**DATA UNDER STUDY**
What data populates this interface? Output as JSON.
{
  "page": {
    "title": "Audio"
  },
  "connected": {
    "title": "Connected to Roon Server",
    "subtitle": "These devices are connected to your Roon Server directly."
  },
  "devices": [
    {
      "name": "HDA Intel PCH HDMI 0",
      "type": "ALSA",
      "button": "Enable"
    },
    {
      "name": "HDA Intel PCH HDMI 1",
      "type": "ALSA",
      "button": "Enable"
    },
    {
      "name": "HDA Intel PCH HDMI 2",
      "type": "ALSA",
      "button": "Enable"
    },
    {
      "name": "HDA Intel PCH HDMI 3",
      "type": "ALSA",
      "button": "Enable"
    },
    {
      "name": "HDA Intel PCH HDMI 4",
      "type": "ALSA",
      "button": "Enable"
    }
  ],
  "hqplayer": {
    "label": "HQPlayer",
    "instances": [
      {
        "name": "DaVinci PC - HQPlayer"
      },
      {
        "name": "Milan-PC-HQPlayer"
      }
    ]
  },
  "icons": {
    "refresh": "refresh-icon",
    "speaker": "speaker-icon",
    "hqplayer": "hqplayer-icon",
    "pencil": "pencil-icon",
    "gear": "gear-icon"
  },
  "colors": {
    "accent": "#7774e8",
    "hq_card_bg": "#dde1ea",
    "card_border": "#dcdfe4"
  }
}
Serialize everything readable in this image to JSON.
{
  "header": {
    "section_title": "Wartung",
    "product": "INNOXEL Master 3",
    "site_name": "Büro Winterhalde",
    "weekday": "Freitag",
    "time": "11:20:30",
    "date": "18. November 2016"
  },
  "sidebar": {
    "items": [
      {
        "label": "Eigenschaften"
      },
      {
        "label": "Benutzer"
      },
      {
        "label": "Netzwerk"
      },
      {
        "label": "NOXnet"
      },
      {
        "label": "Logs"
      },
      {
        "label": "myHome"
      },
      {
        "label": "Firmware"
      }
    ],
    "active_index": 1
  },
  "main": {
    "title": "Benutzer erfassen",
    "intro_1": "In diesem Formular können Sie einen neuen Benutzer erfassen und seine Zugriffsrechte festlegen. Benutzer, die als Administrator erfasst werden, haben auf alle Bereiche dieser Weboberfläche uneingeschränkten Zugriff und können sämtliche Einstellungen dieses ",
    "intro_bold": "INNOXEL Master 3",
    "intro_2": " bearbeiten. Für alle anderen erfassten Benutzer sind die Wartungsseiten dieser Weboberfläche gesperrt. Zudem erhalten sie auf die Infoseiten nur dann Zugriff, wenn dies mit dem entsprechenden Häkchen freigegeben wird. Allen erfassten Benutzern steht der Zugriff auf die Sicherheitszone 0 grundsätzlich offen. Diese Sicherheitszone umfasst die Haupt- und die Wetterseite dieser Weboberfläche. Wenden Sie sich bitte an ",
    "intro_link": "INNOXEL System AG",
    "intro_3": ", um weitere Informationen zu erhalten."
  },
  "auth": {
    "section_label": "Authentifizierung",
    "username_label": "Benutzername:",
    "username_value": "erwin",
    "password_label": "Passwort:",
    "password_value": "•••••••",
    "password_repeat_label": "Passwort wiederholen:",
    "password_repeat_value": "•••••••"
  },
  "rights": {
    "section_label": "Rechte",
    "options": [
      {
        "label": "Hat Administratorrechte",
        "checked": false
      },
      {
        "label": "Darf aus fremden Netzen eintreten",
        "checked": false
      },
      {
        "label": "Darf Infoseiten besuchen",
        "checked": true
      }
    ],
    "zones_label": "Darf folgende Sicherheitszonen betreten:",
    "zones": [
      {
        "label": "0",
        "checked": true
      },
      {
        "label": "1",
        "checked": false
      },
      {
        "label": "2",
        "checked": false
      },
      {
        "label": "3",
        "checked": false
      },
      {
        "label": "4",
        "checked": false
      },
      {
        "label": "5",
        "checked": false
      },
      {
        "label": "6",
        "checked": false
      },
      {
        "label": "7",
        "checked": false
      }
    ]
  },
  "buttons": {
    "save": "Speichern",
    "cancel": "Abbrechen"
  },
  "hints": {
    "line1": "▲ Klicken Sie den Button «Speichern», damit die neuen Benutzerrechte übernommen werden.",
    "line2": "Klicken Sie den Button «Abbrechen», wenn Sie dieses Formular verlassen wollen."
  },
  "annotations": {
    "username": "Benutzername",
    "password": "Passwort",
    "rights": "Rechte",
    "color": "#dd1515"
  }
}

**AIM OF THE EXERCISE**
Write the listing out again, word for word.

**EXERCISE RESULT**
What data populates this interface? Output as JSON.
{
  "page": {
    "title": "Audio"
  },
  "connected": {
    "title": "Connected to Roon Server",
    "subtitle": "These devices are connected to your Roon Server directly."
  },
  "devices": [
    {
      "name": "HDA Intel PCH HDMI 0",
      "type": "ALSA",
      "button": "Enable"
    },
    {
      "name": "HDA Intel PCH HDMI 1",
      "type": "ALSA",
      "button": "Enable"
    },
    {
      "name": "HDA Intel PCH HDMI 2",
      "type": "ALSA",
      "button": "Enable"
    },
    {
      "name": "HDA Intel PCH HDMI 3",
      "type": "ALSA",
      "button": "Enable"
    },
    {
      "name": "HDA Intel PCH HDMI 4",
      "type": "ALSA",
      "button": "Enable"
    }
  ],
  "hqplayer": {
    "label": "HQPlayer",
    "instances": [
      {
        "name": "DaVinci PC - HQPlayer"
      },
      {
        "name": "Milan-PC-HQPlayer"
      }
    ]
  },
  "icons": {
    "refresh": "refresh-icon",
    "speaker": "speaker-icon",
    "hqplayer": "hqplayer-icon",
    "pencil": "pencil-icon",
    "gear": "gear-icon"
  },
  "colors": {
    "accent": "#7774e8",
    "hq_card_bg": "#dde1ea",
    "card_border": "#dcdfe4"
  }
}
Serialize everything readable in this image to JSON.
{
  "header": {
    "section_title": "Wartung",
    "product": "INNOXEL Master 3",
    "site_name": "Büro Winterhalde",
    "weekday": "Freitag",
    "time": "11:20:30",
    "date": "18. November 2016"
  },
  "sidebar": {
    "items": [
      {
        "label": "Eigenschaften"
      },
      {
        "label": "Benutzer"
      },
      {
        "label": "Netzwerk"
      },
      {
        "label": "NOXnet"
      },
      {
        "label": "Logs"
      },
      {
        "label": "myHome"
      },
      {
        "label": "Firmware"
      }
    ],
    "active_index": 1
  },
  "main": {
    "title": "Benutzer erfassen",
    "intro_1": "In diesem Formular können Sie einen neuen Benutzer erfassen und seine Zugriffsrechte festlegen. Benutzer, die als Administrator erfasst werden, haben auf alle Bereiche dieser Weboberfläche uneingeschränkten Zugriff und können sämtliche Einstellungen dieses ",
    "intro_bold": "INNOXEL Master 3",
    "intro_2": " bearbeiten. Für alle anderen erfassten Benutzer sind die Wartungsseiten dieser Weboberfläche gesperrt. Zudem erhalten sie auf die Infoseiten nur dann Zugriff, wenn dies mit dem entsprechenden Häkchen freigegeben wird. Allen erfassten Benutzern steht der Zugriff auf die Sicherheitszone 0 grundsätzlich offen. Diese Sicherheitszone umfasst die Haupt- und die Wetterseite dieser Weboberfläche. Wenden Sie sich bitte an ",
    "intro_link": "INNOXEL System AG",
    "intro_3": ", um weitere Informationen zu erhalten."
  },
  "auth": {
    "section_label": "Authentifizierung",
    "username_label": "Benutzername:",
    "username_value": "erwin",
    "password_label": "Passwort:",
    "password_value": "•••••••",
    "password_repeat_label": "Passwort wiederholen:",
    "password_repeat_value": "•••••••"
  },
  "rights": {
    "section_label": "Rechte",
    "options": [
      {
        "label": "Hat Administratorrechte",
        "checked": false
      },
      {
        "label": "Darf aus fremden Netzen eintreten",
        "checked": false
      },
      {
        "label": "Darf Infoseiten besuchen",
        "checked": true
      }
    ],
    "zones_label": "Darf folgende Sicherheitszonen betreten:",
    "zones": [
      {
        "label": "0",
        "checked": true
      },
      {
        "label": "1",
        "checked": false
      },
      {
        "label": "2",
        "checked": false
      },
      {
        "label": "3",
        "checked": false
      },
      {
        "label": "4",
        "checked": false
      },
      {
        "label": "5",
        "checked": false
      },
      {
        "label": "6",
        "checked": false
      },
      {
        "label": "7",
        "checked": false
      }
    ]
  },
  "buttons": {
    "save": "Speichern",
    "cancel": "Abbrechen"
  },
  "hints": {
    "line1": "▲ Klicken Sie den Button «Speichern», damit die neuen Benutzerrechte übernommen werden.",
    "line2": "Klicken Sie den Button «Abbrechen», wenn Sie dieses Formular verlassen wollen."
  },
  "annotations": {
    "username": "Benutzername",
    "password": "Passwort",
    "rights": "Rechte",
    "color": "#dd1515"
  }
}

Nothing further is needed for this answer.